Among the survivors of the bloody 1994 ethnic genocide in Rwanda, few have suffered more in the past decade than Rwandan children, many of whom have grown up as homeless orphans or the sole caretakers of younger siblings. These victims of the genocide still face enormous daily challenges as they try to survive in a poor country.
Jane Kayiranawa's mother, father, and four brothers and sisters were among the tens of thousands who died during the early days of the three-and-a-half month-long genocide.
On April 7, 1994, ethnic Hutus, whipped up into a frenzy by Rwanda's then Hutu extremist-led government, began the systematic slaughter of hundreds of thousands of ethnic Tutsi rivals and politically moderate Hutus who did not support them. More than 800,000 people were killed in the rampage.
The petite teenager was just eight-years-old when Hutu extremists, armed with machetes, burst into the house and hacked her entire family to death in front of her.
For reasons Ms. Kayiranawa says she still does not understand, the killers let her go. She spent weeks hiding and sleeping in bushes, scrounging and begging for food when she could safely do so. Most of the time, though, she says she went hungry.
In a voice still heavy with sadness, Ms. Kayiranawa says even when the killings stopped, life did not get much better for her.
Ms. Kayiranawa says when the genocide ended in July, she still did not have a place to live. The new Tutsi-led government that took power in Rwanda tried to help orphans like her. But the government had little money and all it could do was round up the orphans and give them shelter in makeshift tents. But food was so scarce, many of the children were forced to strike out on their own to survive.
Kigali social worker, Beatha Uwazaninka, says many of those children soon fell prey to local gangs and unscrupulous adults, who adopted them and then turned them into household slaves or worse.
"They become prostitutes," she said. "They can be thieves. Children are abused in families, children who are eight-years-old."
Other children bounced from one foster home to another, missing out on years of education.
Social workers say many of these orphans, severely traumatized by their experiences during the genocide, remained emotionally withdrawn or suffered nightmares and insomnia. Many could not concentrate and dropped out of school.

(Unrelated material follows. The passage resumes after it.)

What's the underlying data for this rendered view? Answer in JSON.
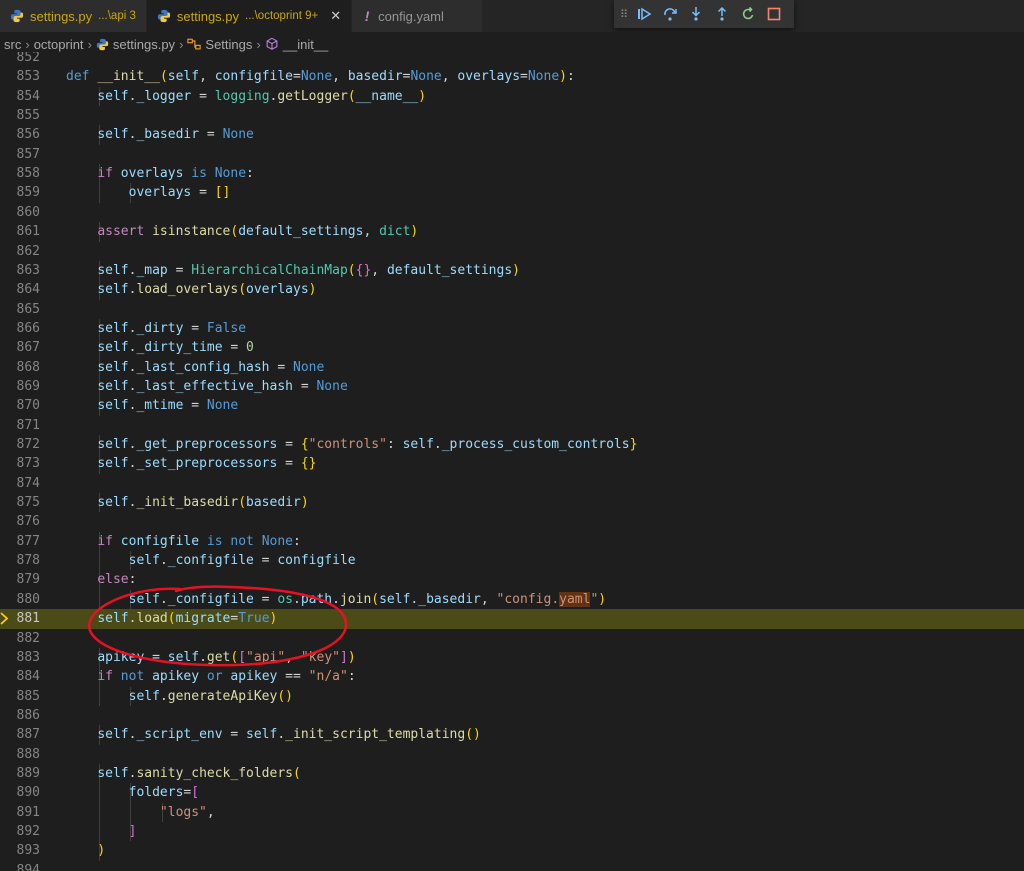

They say adoptive families soon became tired of their behavior and kicked them out.
More than 400 such unwanted orphans are now living in the Kimironko Orphan Village on the outskirts of Kigali. There is no electricity or running water in the 84 houses that make up the complex. Each house consists of three small concrete rooms, barely large enough to fit two single beds.
Residents here say a government-funded organization, charged with helping genocide survivors, built the housing project several years ago. The organization also promised to give each orphan $20 a month to buy food and other essentials.
But Jane Kayiranawa, who is a resident at Kimironko, says no one has received any money for months.
Ms. Kayiranawa says the organization has told her that it is short of funds and the money it does have must be given to families and orphans who are still homeless. Social worker Beatha Uwazaninka says the Rwandan government, still struggling to rebuild its devastated economy, is simply too poor to take care of the special needs of the hundreds of thousands of children orphaned by the genocide.
"That is what made me feel to help them because I was one of them," said Beatha Uwazaninka. "I know how hunger feels."
Ms. Uwazaninka, who was 14-years-old in 1994, was living in Kigali with her uncle and five cousins when the killings began. After Hutu extremists massacred her family, she fled and hid wherever she could, including under piles of rotting corpses.
Through sheer will and determination, Ms. Uwazaninka found work as a waitress and managed to save enough money to pay for evening courses in English and the computer.
Today, she is a successful social worker and fund raiser in Kigali, dedicated to helping those who have not been as fortunate as her. She says she is appealing to as many international donors, agencies, and companies as she can to raise money for the orphans.
Ms. Uwazaninka says one of the orphans she wants to help most is Jane Kayiranawa, whose life so closely mirrors her own trauma-filled childhood.
"It's not a matter of how she is today," she said. "How will she grow up? That's the problem. It is my opportunity to try to help. "
Last year in a report, the U.S.-based Human Rights Watch called on the Rwandan government to improve the plight of vulnerable children. The organization says it believes the most devastating legacy of the genocide is the sheer number of orphans it left behind and the government's failure to properly protect them from abuse and exploitation.
Rwandan officials say they have recently adopted a national policy for orphans and child-headed households, recommending that a system of community-based care and protection be established to ensure the children's long-term security.